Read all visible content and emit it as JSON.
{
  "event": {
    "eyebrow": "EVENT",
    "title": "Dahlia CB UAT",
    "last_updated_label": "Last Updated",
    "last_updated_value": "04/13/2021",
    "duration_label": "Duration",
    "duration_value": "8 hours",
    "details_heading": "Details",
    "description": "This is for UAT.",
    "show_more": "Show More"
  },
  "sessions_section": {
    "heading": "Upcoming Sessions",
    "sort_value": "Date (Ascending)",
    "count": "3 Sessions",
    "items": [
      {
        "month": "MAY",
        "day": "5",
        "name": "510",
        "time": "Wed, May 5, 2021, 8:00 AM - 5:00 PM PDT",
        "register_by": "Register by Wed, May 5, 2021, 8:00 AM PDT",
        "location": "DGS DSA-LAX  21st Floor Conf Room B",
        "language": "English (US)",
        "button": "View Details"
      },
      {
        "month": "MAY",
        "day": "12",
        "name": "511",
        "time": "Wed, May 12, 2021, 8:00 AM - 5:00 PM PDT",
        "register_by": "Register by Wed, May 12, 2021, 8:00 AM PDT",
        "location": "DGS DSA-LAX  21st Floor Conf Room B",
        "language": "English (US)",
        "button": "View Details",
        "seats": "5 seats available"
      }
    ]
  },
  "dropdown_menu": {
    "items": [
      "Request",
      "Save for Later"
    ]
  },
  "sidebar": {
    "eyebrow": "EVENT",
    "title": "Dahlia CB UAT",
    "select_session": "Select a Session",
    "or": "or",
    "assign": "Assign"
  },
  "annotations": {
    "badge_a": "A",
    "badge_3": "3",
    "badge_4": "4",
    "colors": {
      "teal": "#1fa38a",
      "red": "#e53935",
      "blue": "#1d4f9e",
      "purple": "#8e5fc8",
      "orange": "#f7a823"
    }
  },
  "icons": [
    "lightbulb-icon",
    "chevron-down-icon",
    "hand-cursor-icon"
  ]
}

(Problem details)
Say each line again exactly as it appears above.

(Worked solution)
Read all visible content and emit it as JSON.
{
  "event": {
    "eyebrow": "EVENT",
    "title": "Dahlia CB UAT",
    "last_updated_label": "Last Updated",
    "last_updated_value": "04/13/2021",
    "duration_label": "Duration",
    "duration_value": "8 hours",
    "details_heading": "Details",
    "description": "This is for UAT.",
    "show_more": "Show More"
  },
  "sessions_section": {
    "heading": "Upcoming Sessions",
    "sort_value": "Date (Ascending)",
    "count": "3 Sessions",
    "items": [
      {
        "month": "MAY",
        "day": "5",
        "name": "510",
        "time": "Wed, May 5, 2021, 8:00 AM - 5:00 PM PDT",
        "register_by": "Register by Wed, May 5, 2021, 8:00 AM PDT",
        "location": "DGS DSA-LAX  21st Floor Conf Room B",
        "language": "English (US)",
        "button": "View Details"
      },
      {
        "month": "MAY",
        "day": "12",
        "name": "511",
        "time": "Wed, May 12, 2021, 8:00 AM - 5:00 PM PDT",
        "register_by": "Register by Wed, May 12, 2021, 8:00 AM PDT",
        "location": "DGS DSA-LAX  21st Floor Conf Room B",
        "language": "English (US)",
        "button": "View Details",
        "seats": "5 seats available"
      }
    ]
  },
  "dropdown_menu": {
    "items": [
      "Request",
      "Save for Later"
    ]
  },
  "sidebar": {
    "eyebrow": "EVENT",
    "title": "Dahlia CB UAT",
    "select_session": "Select a Session",
    "or": "or",
    "assign": "Assign"
  },
  "annotations": {
    "badge_a": "A",
    "badge_3": "3",
    "badge_4": "4",
    "colors": {
      "teal": "#1fa38a",
      "red": "#e53935",
      "blue": "#1d4f9e",
      "purple": "#8e5fc8",
      "orange": "#f7a823"
    }
  },
  "icons": [
    "lightbulb-icon",
    "chevron-down-icon",
    "hand-cursor-icon"
  ]
}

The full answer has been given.